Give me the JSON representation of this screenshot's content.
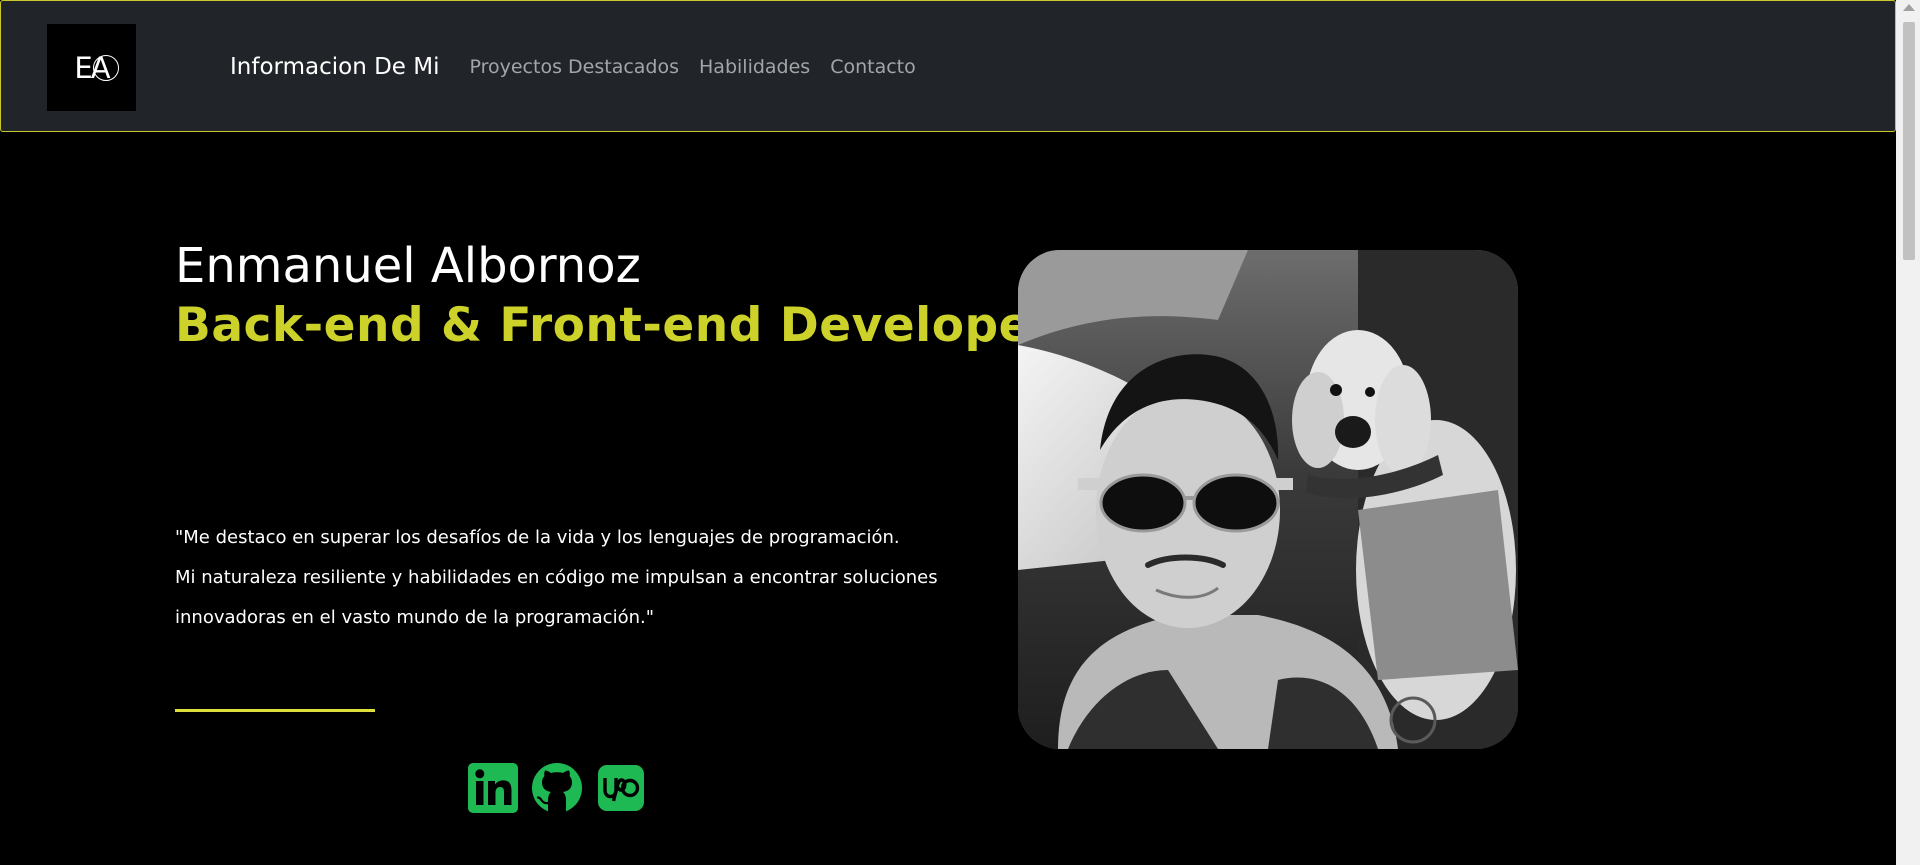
{
  "nav": {
    "logo": "EA",
    "items": [
      {
        "label": "Informacion De Mi"
      },
      {
        "label": "Proyectos Destacados"
      },
      {
        "label": "Habilidades"
      },
      {
        "label": "Contacto"
      }
    ]
  },
  "hero": {
    "name": "Enmanuel Albornoz",
    "role": "Back-end & Front-end Developer",
    "quote_lines": [
      "\"Me destaco en superar los desafíos de la vida y los lenguajes de programación.",
      "Mi naturaleza resiliente y habilidades en código me impulsan a encontrar soluciones",
      "innovadoras en el vasto mundo de la programación.\""
    ]
  },
  "socials": [
    {
      "icon": "linkedin-icon",
      "color": "#1fb954"
    },
    {
      "icon": "github-icon",
      "color": "#1fb954"
    },
    {
      "icon": "upwork-icon",
      "color": "#1fb954"
    }
  ],
  "colors": {
    "accent": "#cdd22a",
    "navbar_bg": "#212529",
    "navbar_border": "#c9c92a",
    "social_green": "#1fb954"
  }
}
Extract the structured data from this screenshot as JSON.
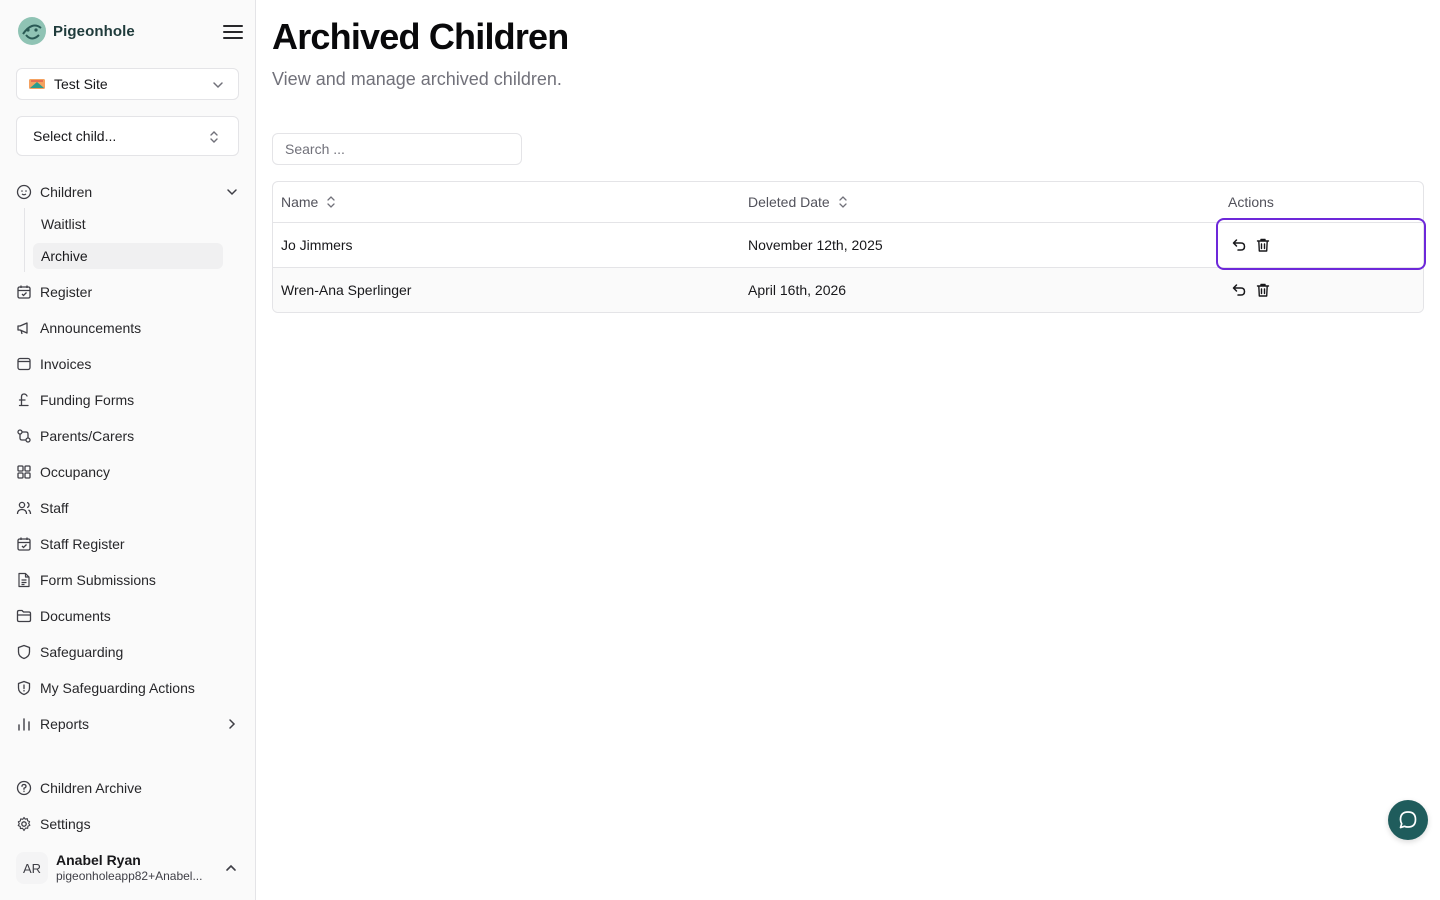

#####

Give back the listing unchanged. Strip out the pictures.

• EXERCISE SOLUTION:
Give me the JSON representation of this screenshot's content.
{
  "nav": {
    "logo": "EA",
    "items": [
      {
        "label": "Informacion De Mi"
      },
      {
        "label": "Proyectos Destacados"
      },
      {
        "label": "Habilidades"
      },
      {
        "label": "Contacto"
      }
    ]
  },
  "hero": {
    "name": "Enmanuel Albornoz",
    "role": "Back-end & Front-end Developer",
    "quote_lines": [
      "\"Me destaco en superar los desafíos de la vida y los lenguajes de programación.",
      "Mi naturaleza resiliente y habilidades en código me impulsan a encontrar soluciones",
      "innovadoras en el vasto mundo de la programación.\""
    ]
  },
  "socials": [
    {
      "icon": "linkedin-icon",
      "color": "#1fb954"
    },
    {
      "icon": "github-icon",
      "color": "#1fb954"
    },
    {
      "icon": "upwork-icon",
      "color": "#1fb954"
    }
  ],
  "colors": {
    "accent": "#cdd22a",
    "navbar_bg": "#212529",
    "navbar_border": "#c9c92a",
    "social_green": "#1fb954"
  }
}
Extract the structured data from this screenshot as JSON.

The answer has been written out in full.